Electric airplanes are getting more numerous, with the latest making its initial flight in Augsburg, Germany. The Elektra One, developed by Calin Gologan of PC-Aero, was flown by test pilot Jon Karkow.
Since that flight, the aircraft has completed an additional three flights for up to 30 minutes. It will next be upgraded with a variable pitch prop and retractable landing gear.
Karkow was the project leader and test pilot for the around-the-world Virgin Global Flyer, and more recently served as technical program manager for the Virgin Galactic commercial space program at Scaled Composites in California.
The single-seat Elektra One is claimed to have a three-hour endurance using rechargeable batteries and a range of more than 216 nm. The aircraft has a payload of 220 pounds and is claimed to cruise at 86 knots.
It is the first of a family of airplanes. The Elektra Two will carry two passengers, while the Elektra Four will carry four. Half of the design work is completed for the two-seat model.
Every electric airplane needs a solar-powered hangar, right? After all, there is a lot of battery recharging to do between flights. Elektra One comes with its own solar-powered hangar. The complete system, airplane and hangar, will enter the market at a goal price of $141,300, a variable price based on the Euro.
The aircraft will first be offered in Germany in the Ultralight class, or it can be sold in the United States as Experimental when it comes to market. Eventually it will be sold as a U.S. light sport aircraft, when ASTM standards are completed for electric aircraft. That could take one to two years, designer Gologan said in a telephone interview from Germany. Gologan will complete German and ASTM certification, and then sell the project to Neo Wings for serious production.
The aircraft will enter the NASA/CAFÉ Green Flight Challenge in July 2011. The aircraft will be shown at Aero Friedrichshafen in April, where it will enter a separate competition for efficient aircraft.

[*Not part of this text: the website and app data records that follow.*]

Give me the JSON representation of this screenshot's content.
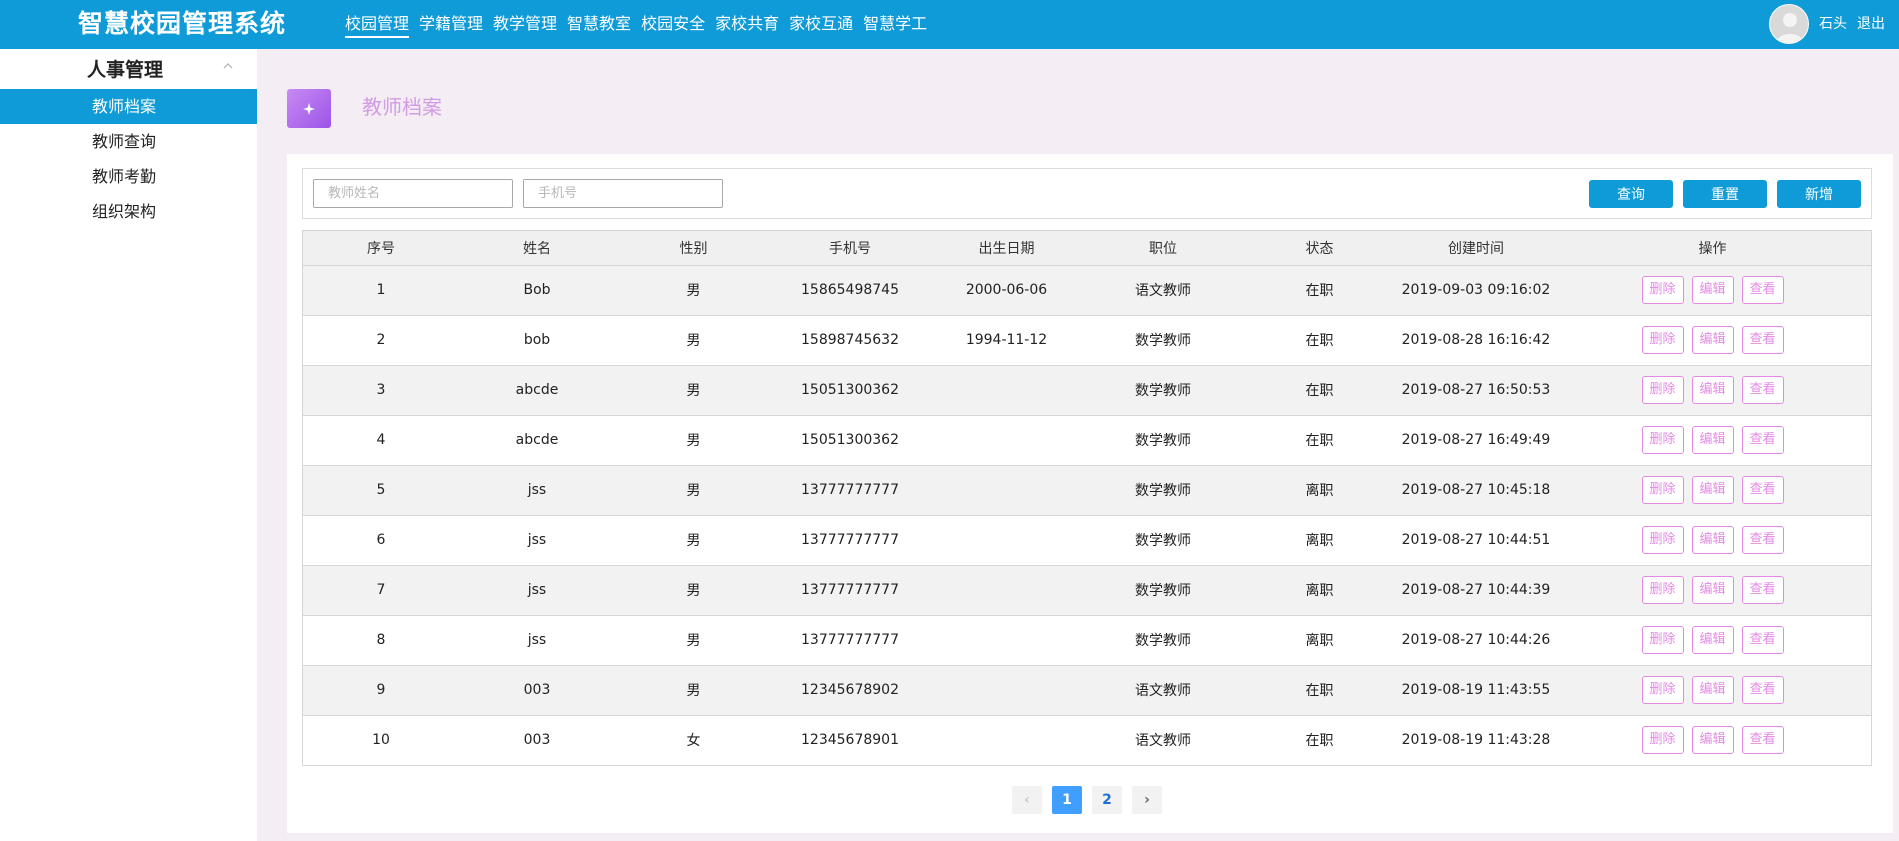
{
  "app": {
    "title": "智慧校园管理系统"
  },
  "nav": {
    "items": [
      "校园管理",
      "学籍管理",
      "教学管理",
      "智慧教室",
      "校园安全",
      "家校共育",
      "家校互通",
      "智慧学工"
    ],
    "active_index": 0
  },
  "user": {
    "name": "石头",
    "logout": "退出"
  },
  "sidebar": {
    "group_title": "人事管理",
    "items": [
      "教师档案",
      "教师查询",
      "教师考勤",
      "组织架构"
    ],
    "active_index": 0
  },
  "page": {
    "title": "教师档案",
    "icon": "sparkle-icon"
  },
  "filters": {
    "name_placeholder": "教师姓名",
    "phone_placeholder": "手机号",
    "query_label": "查询",
    "reset_label": "重置",
    "add_label": "新增"
  },
  "table": {
    "columns": [
      "序号",
      "姓名",
      "性别",
      "手机号",
      "出生日期",
      "职位",
      "状态",
      "创建时间",
      "操作"
    ],
    "actions": [
      "删除",
      "编辑",
      "查看"
    ],
    "rows": [
      [
        "1",
        "Bob",
        "男",
        "15865498745",
        "2000-06-06",
        "语文教师",
        "在职",
        "2019-09-03 09:16:02"
      ],
      [
        "2",
        "bob",
        "男",
        "15898745632",
        "1994-11-12",
        "数学教师",
        "在职",
        "2019-08-28 16:16:42"
      ],
      [
        "3",
        "abcde",
        "男",
        "15051300362",
        "",
        "数学教师",
        "在职",
        "2019-08-27 16:50:53"
      ],
      [
        "4",
        "abcde",
        "男",
        "15051300362",
        "",
        "数学教师",
        "在职",
        "2019-08-27 16:49:49"
      ],
      [
        "5",
        "jss",
        "男",
        "13777777777",
        "",
        "数学教师",
        "离职",
        "2019-08-27 10:45:18"
      ],
      [
        "6",
        "jss",
        "男",
        "13777777777",
        "",
        "数学教师",
        "离职",
        "2019-08-27 10:44:51"
      ],
      [
        "7",
        "jss",
        "男",
        "13777777777",
        "",
        "数学教师",
        "离职",
        "2019-08-27 10:44:39"
      ],
      [
        "8",
        "jss",
        "男",
        "13777777777",
        "",
        "数学教师",
        "离职",
        "2019-08-27 10:44:26"
      ],
      [
        "9",
        "003",
        "男",
        "12345678902",
        "",
        "语文教师",
        "在职",
        "2019-08-19 11:43:55"
      ],
      [
        "10",
        "003",
        "女",
        "12345678901",
        "",
        "语文教师",
        "在职",
        "2019-08-19 11:43:28"
      ]
    ]
  },
  "pagination": {
    "pages": [
      "1",
      "2"
    ],
    "current": "1",
    "prev": "‹",
    "next": "›"
  },
  "colors": {
    "primary": "#0e9bd8",
    "action": "#e48ae6",
    "page_title": "#d39ae6",
    "pager_active": "#409eff"
  }
}
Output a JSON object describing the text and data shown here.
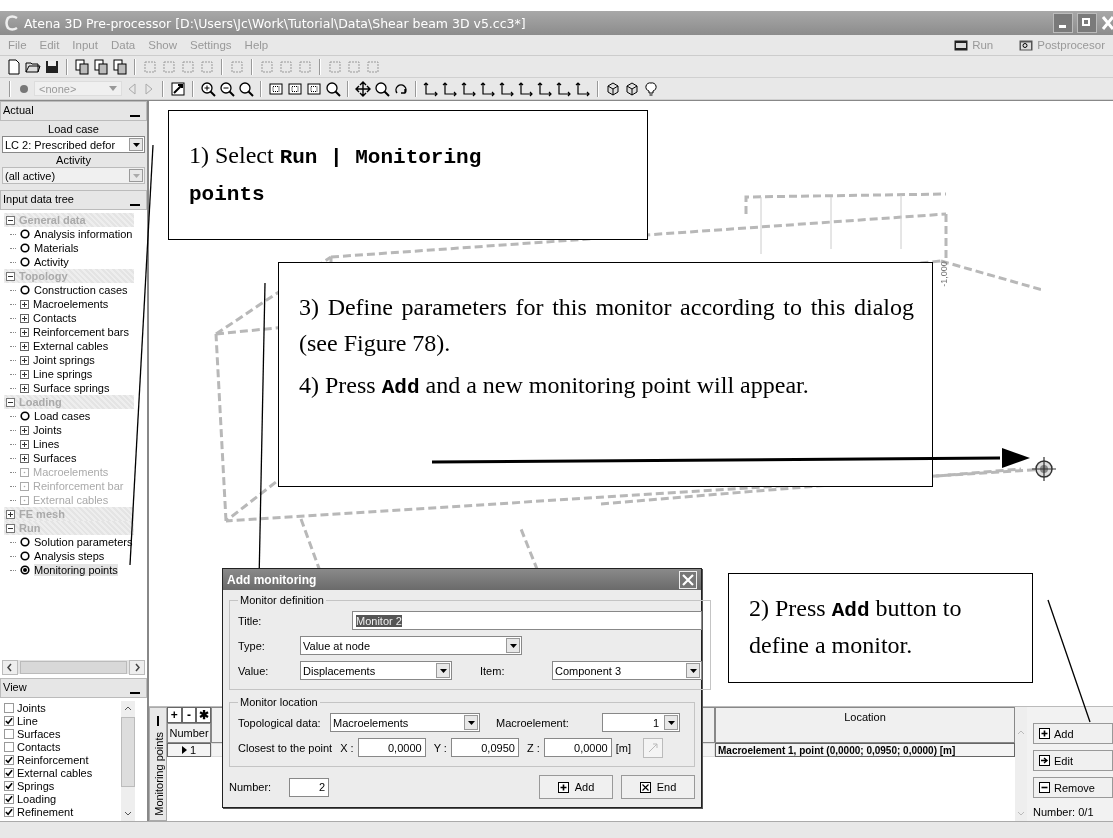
{
  "window": {
    "title": "Atena 3D Pre-processor [D:\\Users\\Jc\\Work\\Tutorial\\Data\\Shear beam 3D v5.cc3*]"
  },
  "menu": [
    "File",
    "Edit",
    "Input",
    "Data",
    "Show",
    "Settings",
    "Help"
  ],
  "menu_right": [
    {
      "label": "Run",
      "kind": "run"
    },
    {
      "label": "Postprocesor",
      "kind": "post"
    }
  ],
  "toolbar": {
    "combo": {
      "value": "<none>",
      "disabled": true
    }
  },
  "actual_panel": {
    "header": "Actual",
    "load_case_label": "Load case",
    "load_case": "LC 2: Prescribed defor",
    "activity_label": "Activity",
    "activity": "(all active)",
    "activity_disabled": true
  },
  "tree_panel": {
    "header": "Input data tree",
    "groups": [
      {
        "label": "General data",
        "expanded": true,
        "children": [
          {
            "label": "Analysis information",
            "kind": "leaf",
            "disabled": false,
            "selected": false
          },
          {
            "label": "Materials",
            "kind": "leaf",
            "disabled": false,
            "selected": false
          },
          {
            "label": "Activity",
            "kind": "leaf",
            "disabled": false,
            "selected": false
          }
        ]
      },
      {
        "label": "Topology",
        "expanded": true,
        "children": [
          {
            "label": "Construction cases",
            "kind": "leaf",
            "disabled": false,
            "selected": false
          },
          {
            "label": "Macroelements",
            "kind": "node",
            "disabled": false,
            "selected": false
          },
          {
            "label": "Contacts",
            "kind": "node",
            "disabled": false,
            "selected": false
          },
          {
            "label": "Reinforcement bars",
            "kind": "node",
            "disabled": false,
            "selected": false
          },
          {
            "label": "External cables",
            "kind": "node",
            "disabled": false,
            "selected": false
          },
          {
            "label": "Joint springs",
            "kind": "node",
            "disabled": false,
            "selected": false
          },
          {
            "label": "Line springs",
            "kind": "node",
            "disabled": false,
            "selected": false
          },
          {
            "label": "Surface springs",
            "kind": "node",
            "disabled": false,
            "selected": false
          }
        ]
      },
      {
        "label": "Loading",
        "expanded": true,
        "children": [
          {
            "label": "Load cases",
            "kind": "leaf",
            "disabled": false,
            "selected": false
          },
          {
            "label": "Joints",
            "kind": "node",
            "disabled": false,
            "selected": false
          },
          {
            "label": "Lines",
            "kind": "node",
            "disabled": false,
            "selected": false
          },
          {
            "label": "Surfaces",
            "kind": "node",
            "disabled": false,
            "selected": false
          },
          {
            "label": "Macroelements",
            "kind": "node",
            "disabled": true,
            "selected": false
          },
          {
            "label": "Reinforcement bar",
            "kind": "node",
            "disabled": true,
            "selected": false
          },
          {
            "label": "External cables",
            "kind": "node",
            "disabled": true,
            "selected": false
          }
        ]
      },
      {
        "label": "FE mesh",
        "expanded": false
      },
      {
        "label": "Run",
        "expanded": true,
        "children": [
          {
            "label": "Solution parameters",
            "kind": "leaf",
            "disabled": false,
            "selected": false
          },
          {
            "label": "Analysis steps",
            "kind": "leaf",
            "disabled": false,
            "selected": false
          },
          {
            "label": "Monitoring points",
            "kind": "leaf",
            "disabled": false,
            "selected": true
          }
        ]
      }
    ]
  },
  "view_panel": {
    "header": "View",
    "items": [
      {
        "label": "Joints",
        "checked": false
      },
      {
        "label": "Line",
        "checked": true
      },
      {
        "label": "Surfaces",
        "checked": false
      },
      {
        "label": "Contacts",
        "checked": false
      },
      {
        "label": "Reinforcement",
        "checked": true
      },
      {
        "label": "External cables",
        "checked": true
      },
      {
        "label": "Springs",
        "checked": true
      },
      {
        "label": "Loading",
        "checked": true
      },
      {
        "label": "Refinement",
        "checked": true
      }
    ]
  },
  "canvas": {
    "axis_label": "-1,000"
  },
  "callouts": [
    {
      "paragraphs": [
        "1) Select **Run | Monitoring points**"
      ]
    },
    {
      "paragraphs": [
        "3) Define parameters for this monitor according to this dialog (see Figure 78).",
        "4) Press **Add** and a new monitoring point will appear."
      ]
    },
    {
      "paragraphs": [
        "2) Press **Add** button to define a monitor."
      ]
    }
  ],
  "dialog": {
    "title": "Add monitoring",
    "definition": {
      "legend": "Monitor definition",
      "title_label": "Title:",
      "title_value": "Monitor 2",
      "title_selected": true,
      "type_label": "Type:",
      "type_value": "Value at node",
      "value_label": "Value:",
      "value_value": "Displacements",
      "item_label": "Item:",
      "item_value": "Component 3"
    },
    "location": {
      "legend": "Monitor location",
      "topo_label": "Topological data:",
      "topo_value": "Macroelements",
      "macro_label": "Macroelement:",
      "macro_value": "1",
      "point_label": "Closest to the point",
      "coords": [
        {
          "label": "X :",
          "value": "0,0000"
        },
        {
          "label": "Y :",
          "value": "0,0950"
        },
        {
          "label": "Z :",
          "value": "0,0000"
        }
      ],
      "unit": "[m]",
      "pick_disabled": true
    },
    "number_label": "Number:",
    "number_value": "2",
    "buttons": [
      {
        "label": "Add",
        "kind": "add"
      },
      {
        "label": "End",
        "kind": "end"
      }
    ]
  },
  "monitor_panel": {
    "tab": "Monitoring points",
    "grid_buttons": [
      "+",
      "-",
      "✱"
    ],
    "columns": [
      "Number",
      "Location"
    ],
    "rows": [
      {
        "number": "1",
        "location": "Macroelement 1, point (0,0000; 0,0950; 0,0000) [m]",
        "selected": true
      }
    ],
    "buttons": [
      {
        "label": "Add",
        "kind": "add"
      },
      {
        "label": "Edit",
        "kind": "edit"
      },
      {
        "label": "Remove",
        "kind": "remove"
      }
    ],
    "count": "Number: 0/1"
  }
}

Its hangar will be used at the show.
“We are [going to be] flying at zero carbon dioxide, a three-hour endurance, noise of 50 decibels, which is half that of an LSA and five times less than a Part 23 airplane, and at low cost of $35 to $40 per hour,” Gologan said.